This serial killer satisfies what some critics have described as an aesthetic impulse that finds beauty in the dying of the light. When his victims plead, “You don’t have to do this,” they, of course, fail to understand his aesthetic yearning. The Coen’s, though, have eliminated this element of Chigurh’s motivation and this makes Chigurh’s character even less human and explicable. Jon Stewart described him on Oscar night as Hannibal Lecter with a Dorothy Hamill wedge cut, but Hannibal Lecter, like most real serial killers, is driven by perverse desires. The Coen’s Chigurh is more like the science fiction robots in Schwarzenegger’s Terminator films who have no feelings, only a program dictating behavior. Chigurh’s program tells him to kill anyone who might get in his way and not always out of necessity. It is as though he is playing some violent video game in which only he knows the rules. In the scene from the trailer that is a YouTube sensation, he tells the innocent gas station convenience store owner to choose heads or tails when he flips a coin. The increasingly frightened man asks him what is at stake, Chigurh refuses to explain that it is a matter of life or death. In this situation, which repeats itself in the film, the audience comes to understand that Chigurh is willing to let chance be the decision-maker, that by his rules he becomes the agent of the person’s destiny. But the fact that McCarthy’s Chigurh will be deprived of his aesthetic gratification if the victim guesses correctly is a significant psychological nuance lost in the film.

Chigurh’s preferred lethal weapon is used in slaughterhouses to kill cattle. It requires a compressor tank, a hose and a device that when placed on the head of the steer drives a bolt into the brain and withdraws it in an instant. In the book we understand that for a man who enjoys watching the moment his victims die, this device offers instant gratification. However in the film its significance is its gruesomeness alone and the absurdity with which Bardem has to carry around this cumbersome equipment. Chigurh’s mop-top adds to the absurdity, his haircut a thin indicator that this psychopathic killer is an aesthete. And surely it is a a touch of the Coen’s black humor when Chigurh checks the bottom of his shoes for blood after his final senseless killing.

If the Coen’s signature was subtle in my viewing, the audience who saw the premiere at Cannes had a very different experience.
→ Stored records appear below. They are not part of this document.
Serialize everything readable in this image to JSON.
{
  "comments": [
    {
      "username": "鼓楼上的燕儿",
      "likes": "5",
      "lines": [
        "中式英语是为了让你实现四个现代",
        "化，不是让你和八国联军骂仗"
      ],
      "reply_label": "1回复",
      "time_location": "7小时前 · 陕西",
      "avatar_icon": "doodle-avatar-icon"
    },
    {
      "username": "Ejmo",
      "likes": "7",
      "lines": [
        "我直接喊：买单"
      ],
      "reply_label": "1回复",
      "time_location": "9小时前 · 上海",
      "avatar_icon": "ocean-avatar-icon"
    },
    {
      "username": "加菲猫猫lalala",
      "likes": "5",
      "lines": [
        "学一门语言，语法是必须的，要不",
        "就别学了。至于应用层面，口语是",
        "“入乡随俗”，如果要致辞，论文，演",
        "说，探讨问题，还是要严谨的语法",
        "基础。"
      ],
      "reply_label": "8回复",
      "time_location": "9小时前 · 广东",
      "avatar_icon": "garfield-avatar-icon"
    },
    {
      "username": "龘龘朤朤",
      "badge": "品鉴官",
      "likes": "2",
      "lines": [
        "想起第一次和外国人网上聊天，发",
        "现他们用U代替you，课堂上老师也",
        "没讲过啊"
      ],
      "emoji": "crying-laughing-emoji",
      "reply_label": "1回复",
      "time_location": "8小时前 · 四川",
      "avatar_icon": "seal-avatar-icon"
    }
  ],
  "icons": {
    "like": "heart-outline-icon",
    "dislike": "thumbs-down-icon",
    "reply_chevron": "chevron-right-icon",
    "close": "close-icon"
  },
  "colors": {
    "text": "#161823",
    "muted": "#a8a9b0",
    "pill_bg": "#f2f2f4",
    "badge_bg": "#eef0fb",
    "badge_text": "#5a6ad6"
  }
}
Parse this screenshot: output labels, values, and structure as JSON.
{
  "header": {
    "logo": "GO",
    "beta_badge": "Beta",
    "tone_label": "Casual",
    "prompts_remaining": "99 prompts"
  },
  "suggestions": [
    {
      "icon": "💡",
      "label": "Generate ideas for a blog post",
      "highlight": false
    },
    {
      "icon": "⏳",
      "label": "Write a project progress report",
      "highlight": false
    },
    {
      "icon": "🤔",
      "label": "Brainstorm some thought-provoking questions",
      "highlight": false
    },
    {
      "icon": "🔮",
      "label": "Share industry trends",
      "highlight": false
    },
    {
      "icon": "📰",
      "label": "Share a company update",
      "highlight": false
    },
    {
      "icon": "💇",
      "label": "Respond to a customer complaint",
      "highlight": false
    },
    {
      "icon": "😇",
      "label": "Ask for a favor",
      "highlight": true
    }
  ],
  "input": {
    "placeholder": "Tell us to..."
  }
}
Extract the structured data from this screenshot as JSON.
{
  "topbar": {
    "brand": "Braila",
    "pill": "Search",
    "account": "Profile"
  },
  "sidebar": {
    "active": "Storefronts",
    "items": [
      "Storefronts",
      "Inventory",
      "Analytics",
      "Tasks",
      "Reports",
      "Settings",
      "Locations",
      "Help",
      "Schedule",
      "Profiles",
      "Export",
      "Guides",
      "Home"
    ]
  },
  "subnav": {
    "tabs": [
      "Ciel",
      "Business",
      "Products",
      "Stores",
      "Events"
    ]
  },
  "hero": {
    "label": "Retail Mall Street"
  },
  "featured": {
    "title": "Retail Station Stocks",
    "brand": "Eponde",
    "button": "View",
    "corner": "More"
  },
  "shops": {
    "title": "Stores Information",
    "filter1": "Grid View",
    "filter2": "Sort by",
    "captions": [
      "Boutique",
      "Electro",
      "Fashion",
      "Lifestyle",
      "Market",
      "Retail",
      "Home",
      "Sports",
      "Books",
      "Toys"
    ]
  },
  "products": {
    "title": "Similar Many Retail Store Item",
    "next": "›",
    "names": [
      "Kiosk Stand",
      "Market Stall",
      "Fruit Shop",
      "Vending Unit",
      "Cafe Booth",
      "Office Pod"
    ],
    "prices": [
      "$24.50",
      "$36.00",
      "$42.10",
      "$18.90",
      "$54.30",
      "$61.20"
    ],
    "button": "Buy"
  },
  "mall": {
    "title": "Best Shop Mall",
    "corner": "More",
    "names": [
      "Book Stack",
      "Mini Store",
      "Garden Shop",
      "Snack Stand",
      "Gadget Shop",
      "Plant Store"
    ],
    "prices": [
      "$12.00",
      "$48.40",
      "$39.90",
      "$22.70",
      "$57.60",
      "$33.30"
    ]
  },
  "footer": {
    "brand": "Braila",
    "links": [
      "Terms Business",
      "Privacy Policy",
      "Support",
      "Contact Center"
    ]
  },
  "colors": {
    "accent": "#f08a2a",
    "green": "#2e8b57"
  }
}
Reliable reports have it that the glitterati of Coen fans were rolling in the aisles with laughter; they saw black humor and weird irony in all the on-screen horror. But as the film moved from Cannes into American theatres, irony ceased to be its watchword. The critics wrote about its gripping power and importance and much was made of Chigurh as a new member of the pantheon of Hollywood monsters. One can only conclude that fiendish wit is in the eye of the beholder and that the audience for this cinema of sadism has special lenses.

Yeats’ poem, “Sailing to Byzantium,” from which McCarthy borrowed his title reads, “That is no country for old men. The young in one another’s arms.” It is a meditation on mortality and a poem of perfect prosody. McCarthy and the Coen brothers have used it to signify a dirge of violence in which evil, not nature, is the victor. The indestructible Chigurh walks away, a soulless robot in a world without hope.

The only consolation we are offered in this bleak film is Sheriff Bell’s dream. On a cold and snowy night, he struggles up a mountain trail. He is freezing and exhausted when he sees his long-dead father, a sheriff before him, riding past, carrying fire to warm his son when he reaches his destination. I doubt that the consumers of violence who find No Country for Old Men great entertainment will even notice it. These consumers are like McCarthy’s Chigurh, finding beauty in violence. I would like to believe that the Coens meant to warn their audience, rather than add to the cinema of sadism. But it is the aesthetic of violence, not the warning, that filled theaters and salvaged their reputation as winners in Hollywood.